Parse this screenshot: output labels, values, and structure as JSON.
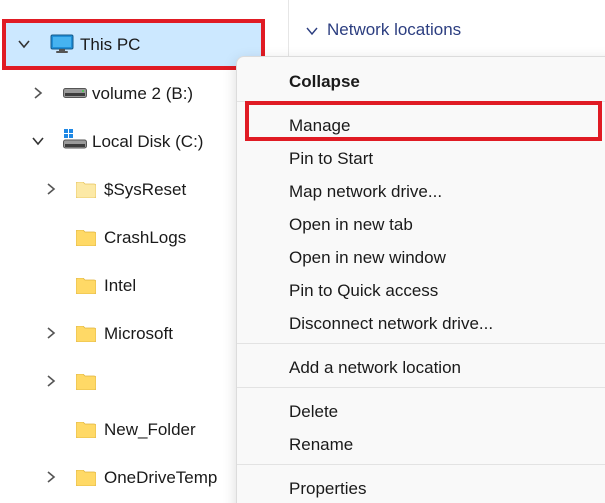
{
  "nav_tree": {
    "this_pc": {
      "label": "This PC",
      "icon": "monitor-icon",
      "expanded": true
    },
    "items": [
      {
        "label": "volume 2 (B:)",
        "icon": "drive-icon",
        "chevron": "right"
      },
      {
        "label": "Local Disk (C:)",
        "icon": "windows-drive-icon",
        "chevron": "down"
      },
      {
        "label": "$SysReset",
        "icon": "folder-icon",
        "chevron": "right"
      },
      {
        "label": "CrashLogs",
        "icon": "folder-icon",
        "chevron": ""
      },
      {
        "label": "Intel",
        "icon": "folder-icon",
        "chevron": ""
      },
      {
        "label": "Microsoft",
        "icon": "folder-icon",
        "chevron": "right"
      },
      {
        "label": "",
        "icon": "folder-icon",
        "chevron": "right"
      },
      {
        "label": "New_Folder",
        "icon": "folder-icon",
        "chevron": ""
      },
      {
        "label": "OneDriveTemp",
        "icon": "folder-icon",
        "chevron": "right"
      }
    ]
  },
  "content": {
    "section_header": "Network locations"
  },
  "context_menu": {
    "collapse": "Collapse",
    "manage": "Manage",
    "pin_to_start": "Pin to Start",
    "map_network_drive": "Map network drive...",
    "open_in_new_tab": "Open in new tab",
    "open_in_new_window": "Open in new window",
    "pin_to_quick_access": "Pin to Quick access",
    "disconnect_network_drive": "Disconnect network drive...",
    "add_network_location": "Add a network location",
    "delete": "Delete",
    "rename": "Rename",
    "properties": "Properties"
  },
  "colors": {
    "selection_bg": "#cce8ff",
    "highlight_border": "#e01b24",
    "folder_yellow": "#ffd966",
    "header_blue": "#2c3e80"
  }
}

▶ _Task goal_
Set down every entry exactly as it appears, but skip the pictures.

▶ _Answer below_
Parse this screenshot: output labels, values, and structure as JSON.
{
  "nav_tree": {
    "this_pc": {
      "label": "This PC",
      "icon": "monitor-icon",
      "expanded": true
    },
    "items": [
      {
        "label": "volume 2 (B:)",
        "icon": "drive-icon",
        "chevron": "right"
      },
      {
        "label": "Local Disk (C:)",
        "icon": "windows-drive-icon",
        "chevron": "down"
      },
      {
        "label": "$SysReset",
        "icon": "folder-icon",
        "chevron": "right"
      },
      {
        "label": "CrashLogs",
        "icon": "folder-icon",
        "chevron": ""
      },
      {
        "label": "Intel",
        "icon": "folder-icon",
        "chevron": ""
      },
      {
        "label": "Microsoft",
        "icon": "folder-icon",
        "chevron": "right"
      },
      {
        "label": "",
        "icon": "folder-icon",
        "chevron": "right"
      },
      {
        "label": "New_Folder",
        "icon": "folder-icon",
        "chevron": ""
      },
      {
        "label": "OneDriveTemp",
        "icon": "folder-icon",
        "chevron": "right"
      }
    ]
  },
  "content": {
    "section_header": "Network locations"
  },
  "context_menu": {
    "collapse": "Collapse",
    "manage": "Manage",
    "pin_to_start": "Pin to Start",
    "map_network_drive": "Map network drive...",
    "open_in_new_tab": "Open in new tab",
    "open_in_new_window": "Open in new window",
    "pin_to_quick_access": "Pin to Quick access",
    "disconnect_network_drive": "Disconnect network drive...",
    "add_network_location": "Add a network location",
    "delete": "Delete",
    "rename": "Rename",
    "properties": "Properties"
  },
  "colors": {
    "selection_bg": "#cce8ff",
    "highlight_border": "#e01b24",
    "folder_yellow": "#ffd966",
    "header_blue": "#2c3e80"
  }
}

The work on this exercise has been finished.